The Ibex or Wild Goat


The Ibex is a kind of goat, but different from the one described at page
33. It is sometimes called the Rock Goat, or Wild Goat; and the last is
the name given it in the Bible. It resembles the common goat, but is
larger, and its horns are much longer; they are sometimes considerably
more than a yard in length, beautifully curved, and surrounded by many
curious rings or ridges.

It lives in places where you would think no animal could get without
falling and breaking its neck; you would be frightened to see it
sometimes, when it climbs up rough and narrow places, or jumps from one
great rock to another. But God has given it just such a kind of foot as
it needs; it has a small hoof, something like those of a sheep,
excepting that it is hollow underneath, and has a sort of ridge around
it by which the animal can cling to the rock, and so keep from slipping.
I never heard of such a thing as one of them sliding off the rocks,
unless it was pursued by the hunters. Two goats once met on a high
narrow path, where there was just room for one to walk. There was a
high rock rising close to their shoulders on one side, and on the other
was a place so steep that it would have made you dizzy to look down.
They could not go back without danger of falling, and they could not
pass each other; what do you think they could do, but stay there and
starve? It seemed for a little while as if they were considering about
it; at last one bent his knees and laid down, and the other walked
safely over his back.

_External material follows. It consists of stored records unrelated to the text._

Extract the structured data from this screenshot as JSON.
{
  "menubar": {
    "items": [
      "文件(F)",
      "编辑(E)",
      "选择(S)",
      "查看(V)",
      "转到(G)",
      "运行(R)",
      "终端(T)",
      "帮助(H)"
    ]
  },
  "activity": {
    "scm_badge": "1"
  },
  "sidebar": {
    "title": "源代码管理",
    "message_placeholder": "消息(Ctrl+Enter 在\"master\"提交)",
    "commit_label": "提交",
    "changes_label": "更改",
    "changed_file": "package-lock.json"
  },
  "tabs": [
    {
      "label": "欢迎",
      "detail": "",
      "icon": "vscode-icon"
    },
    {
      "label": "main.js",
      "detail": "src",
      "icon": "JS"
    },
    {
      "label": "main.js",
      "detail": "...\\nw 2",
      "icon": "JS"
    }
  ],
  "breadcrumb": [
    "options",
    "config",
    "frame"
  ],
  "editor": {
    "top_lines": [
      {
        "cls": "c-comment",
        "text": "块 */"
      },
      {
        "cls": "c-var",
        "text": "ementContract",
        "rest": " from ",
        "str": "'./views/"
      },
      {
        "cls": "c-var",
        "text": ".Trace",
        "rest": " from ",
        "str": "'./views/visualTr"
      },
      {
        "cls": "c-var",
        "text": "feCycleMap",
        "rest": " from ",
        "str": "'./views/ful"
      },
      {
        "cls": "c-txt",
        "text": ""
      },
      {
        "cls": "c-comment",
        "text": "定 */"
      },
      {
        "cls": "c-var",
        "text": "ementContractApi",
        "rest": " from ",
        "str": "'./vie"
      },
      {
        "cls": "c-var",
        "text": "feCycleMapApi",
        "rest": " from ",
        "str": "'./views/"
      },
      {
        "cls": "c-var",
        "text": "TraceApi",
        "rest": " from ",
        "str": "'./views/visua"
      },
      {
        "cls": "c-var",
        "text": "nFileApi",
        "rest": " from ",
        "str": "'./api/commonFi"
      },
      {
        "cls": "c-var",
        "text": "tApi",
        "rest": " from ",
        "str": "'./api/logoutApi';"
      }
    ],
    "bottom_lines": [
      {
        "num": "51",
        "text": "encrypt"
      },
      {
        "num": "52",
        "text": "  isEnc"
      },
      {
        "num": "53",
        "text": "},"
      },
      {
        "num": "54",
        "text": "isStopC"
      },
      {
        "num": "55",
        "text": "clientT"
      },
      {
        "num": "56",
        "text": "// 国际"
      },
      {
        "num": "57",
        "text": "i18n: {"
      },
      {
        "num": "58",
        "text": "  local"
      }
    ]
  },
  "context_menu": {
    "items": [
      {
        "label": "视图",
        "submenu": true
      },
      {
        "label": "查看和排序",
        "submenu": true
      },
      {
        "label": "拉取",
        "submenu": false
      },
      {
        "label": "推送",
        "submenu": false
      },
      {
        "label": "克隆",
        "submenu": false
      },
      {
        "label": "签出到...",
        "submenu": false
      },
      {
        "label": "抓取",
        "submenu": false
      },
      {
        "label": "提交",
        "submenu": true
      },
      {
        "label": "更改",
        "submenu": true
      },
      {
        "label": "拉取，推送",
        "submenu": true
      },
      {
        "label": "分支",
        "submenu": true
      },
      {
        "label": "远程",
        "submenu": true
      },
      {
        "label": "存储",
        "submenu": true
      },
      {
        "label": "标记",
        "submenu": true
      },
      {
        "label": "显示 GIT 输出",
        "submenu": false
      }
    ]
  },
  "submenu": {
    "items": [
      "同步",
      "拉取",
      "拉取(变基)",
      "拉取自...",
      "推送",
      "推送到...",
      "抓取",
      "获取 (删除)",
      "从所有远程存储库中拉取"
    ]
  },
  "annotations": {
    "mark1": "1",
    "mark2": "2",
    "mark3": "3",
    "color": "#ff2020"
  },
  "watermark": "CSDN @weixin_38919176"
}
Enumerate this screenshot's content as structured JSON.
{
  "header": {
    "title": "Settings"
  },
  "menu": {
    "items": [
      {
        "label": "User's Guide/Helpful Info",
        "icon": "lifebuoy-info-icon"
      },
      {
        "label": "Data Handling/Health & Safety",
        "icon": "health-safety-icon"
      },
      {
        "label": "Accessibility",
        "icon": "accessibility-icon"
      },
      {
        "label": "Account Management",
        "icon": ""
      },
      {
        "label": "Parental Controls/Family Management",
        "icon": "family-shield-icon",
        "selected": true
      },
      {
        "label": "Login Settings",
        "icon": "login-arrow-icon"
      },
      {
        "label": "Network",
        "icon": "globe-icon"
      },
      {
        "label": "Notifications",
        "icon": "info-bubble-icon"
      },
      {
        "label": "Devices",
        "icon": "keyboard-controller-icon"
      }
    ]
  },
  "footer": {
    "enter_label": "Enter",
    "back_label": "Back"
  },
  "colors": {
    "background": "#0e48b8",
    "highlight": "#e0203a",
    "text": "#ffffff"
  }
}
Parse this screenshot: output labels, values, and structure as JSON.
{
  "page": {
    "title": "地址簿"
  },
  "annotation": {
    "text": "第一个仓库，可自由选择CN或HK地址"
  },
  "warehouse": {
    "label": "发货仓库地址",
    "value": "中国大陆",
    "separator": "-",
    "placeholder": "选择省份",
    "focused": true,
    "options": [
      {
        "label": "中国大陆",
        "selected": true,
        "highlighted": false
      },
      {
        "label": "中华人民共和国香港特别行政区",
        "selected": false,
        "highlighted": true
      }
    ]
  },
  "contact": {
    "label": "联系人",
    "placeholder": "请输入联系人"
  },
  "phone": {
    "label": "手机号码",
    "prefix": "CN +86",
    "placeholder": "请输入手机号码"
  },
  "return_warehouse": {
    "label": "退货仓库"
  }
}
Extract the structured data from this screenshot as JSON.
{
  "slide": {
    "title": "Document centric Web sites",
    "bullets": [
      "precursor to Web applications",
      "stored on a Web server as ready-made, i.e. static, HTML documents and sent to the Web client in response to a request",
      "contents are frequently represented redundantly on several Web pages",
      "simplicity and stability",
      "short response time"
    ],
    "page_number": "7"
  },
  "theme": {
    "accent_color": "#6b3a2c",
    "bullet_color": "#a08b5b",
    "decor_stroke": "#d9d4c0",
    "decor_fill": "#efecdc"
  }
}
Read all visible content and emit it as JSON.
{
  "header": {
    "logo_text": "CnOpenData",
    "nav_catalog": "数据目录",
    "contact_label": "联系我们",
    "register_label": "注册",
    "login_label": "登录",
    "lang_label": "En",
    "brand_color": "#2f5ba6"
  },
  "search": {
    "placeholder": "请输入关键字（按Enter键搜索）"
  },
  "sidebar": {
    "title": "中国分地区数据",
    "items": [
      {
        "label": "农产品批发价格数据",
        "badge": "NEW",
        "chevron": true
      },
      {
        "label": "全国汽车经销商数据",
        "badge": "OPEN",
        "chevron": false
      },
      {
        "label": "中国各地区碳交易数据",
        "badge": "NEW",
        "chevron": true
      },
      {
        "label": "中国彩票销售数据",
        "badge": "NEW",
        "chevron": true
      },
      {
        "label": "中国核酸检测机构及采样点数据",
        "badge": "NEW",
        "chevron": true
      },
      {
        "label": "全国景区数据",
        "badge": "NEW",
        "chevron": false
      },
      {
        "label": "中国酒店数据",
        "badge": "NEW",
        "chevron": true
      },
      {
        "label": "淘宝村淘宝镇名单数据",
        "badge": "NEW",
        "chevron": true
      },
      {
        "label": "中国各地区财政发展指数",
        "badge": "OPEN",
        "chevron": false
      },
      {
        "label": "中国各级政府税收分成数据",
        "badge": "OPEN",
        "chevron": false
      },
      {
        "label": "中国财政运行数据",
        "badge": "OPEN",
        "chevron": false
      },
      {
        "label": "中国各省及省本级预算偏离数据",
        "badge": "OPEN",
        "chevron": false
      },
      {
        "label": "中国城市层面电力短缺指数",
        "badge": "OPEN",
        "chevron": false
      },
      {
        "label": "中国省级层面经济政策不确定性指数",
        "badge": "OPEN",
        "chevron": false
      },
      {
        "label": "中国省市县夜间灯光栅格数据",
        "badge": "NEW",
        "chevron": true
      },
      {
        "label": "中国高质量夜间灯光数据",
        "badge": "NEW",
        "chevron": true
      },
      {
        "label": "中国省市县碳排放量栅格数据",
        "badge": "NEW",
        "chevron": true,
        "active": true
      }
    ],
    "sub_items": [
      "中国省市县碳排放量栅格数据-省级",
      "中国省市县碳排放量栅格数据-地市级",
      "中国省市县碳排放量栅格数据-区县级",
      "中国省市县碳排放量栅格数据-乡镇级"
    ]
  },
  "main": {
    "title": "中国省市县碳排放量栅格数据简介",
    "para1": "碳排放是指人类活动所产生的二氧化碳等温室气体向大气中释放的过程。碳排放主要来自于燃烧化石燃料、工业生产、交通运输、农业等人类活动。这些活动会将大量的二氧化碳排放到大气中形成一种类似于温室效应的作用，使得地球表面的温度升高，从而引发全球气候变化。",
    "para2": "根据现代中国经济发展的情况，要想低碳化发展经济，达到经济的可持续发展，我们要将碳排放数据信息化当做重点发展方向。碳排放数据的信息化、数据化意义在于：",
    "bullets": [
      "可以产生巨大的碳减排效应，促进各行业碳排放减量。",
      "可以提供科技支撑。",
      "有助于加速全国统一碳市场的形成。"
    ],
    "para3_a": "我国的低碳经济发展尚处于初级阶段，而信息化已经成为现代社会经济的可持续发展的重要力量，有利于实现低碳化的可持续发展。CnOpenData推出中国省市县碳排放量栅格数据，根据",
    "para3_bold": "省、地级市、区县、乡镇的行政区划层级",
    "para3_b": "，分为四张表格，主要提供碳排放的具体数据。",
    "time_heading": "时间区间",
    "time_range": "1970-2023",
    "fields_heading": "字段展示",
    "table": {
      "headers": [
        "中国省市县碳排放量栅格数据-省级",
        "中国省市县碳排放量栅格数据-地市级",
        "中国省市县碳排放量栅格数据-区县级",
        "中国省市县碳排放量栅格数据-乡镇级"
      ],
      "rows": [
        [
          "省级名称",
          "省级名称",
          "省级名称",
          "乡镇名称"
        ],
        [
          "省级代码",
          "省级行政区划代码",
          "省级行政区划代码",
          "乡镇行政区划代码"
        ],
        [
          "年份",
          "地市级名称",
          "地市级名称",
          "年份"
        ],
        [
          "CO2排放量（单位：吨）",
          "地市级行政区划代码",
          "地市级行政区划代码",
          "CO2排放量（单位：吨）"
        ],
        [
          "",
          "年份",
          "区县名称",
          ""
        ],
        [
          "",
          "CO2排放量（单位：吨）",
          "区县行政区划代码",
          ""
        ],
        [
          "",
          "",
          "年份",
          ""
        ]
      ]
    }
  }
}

The ibex feeds during the night in the highest woods that grow on the
mountains; but as soon as the sun rises it begins to climb, eating the
grass or whatever it finds, till it has got up where it is too high for
trees to grow. They go in small companies of eight or ten, and lie down
in sunny places among the rocks while the sun is hot; but about three or
four o'clock in the afternoon they begin to go down again towards the
woods. They can climb up rather more easily than they can get down,
because their fore legs are shorter than the others.

See how the ibex or wild goat is spoken of in the Bible. In the one
hundred and fourth Psalm you may find the words, "The high hills are a
refuge for the wild goats;" and another place where the animal is
mentioned is in the twenty-fourth chapter of first Samuel: "Saul took
three thousand chosen men out of all Israel, and went to seek David and
his men upon the rocks of the wild goats." I should like to have you
read with me the whole history of Saul and David in the Bible, so that
we might talk about it, for it is very interesting; but now I can only
write down what this one verse means. David had been made king over
Israel by the command of God; but Saul, who was a very wicked man, was
determined to kill him. So David was obliged to fly for his life, with
only a few faithful friends; and month after month he hid himself in one
place and another, so that Saul might not find him. At last he came to
a wild, gloomy place, where nobody lived, near the Dead Sea: it was
rocky, and there were many wild goats there. He thought he was safe
now; but Saul heard where he was and came after him.

One night Saul and his men went into a large dark cave among the
mountains, and behold David and his friends were already there; but they
were hidden, so that Saul did not know it. David's men wanted very much
to kill Saul, now that he was in their power, but David would not allow
them. He only cut off a small piece from the robe that Saul wore, and
he was sorry afterwards that he had done even as much as this He did not
hurt Saul in the least, but allowed him to go safely out of the cave,
though he might have killed him as easily as not. Was not this
returning good for evil?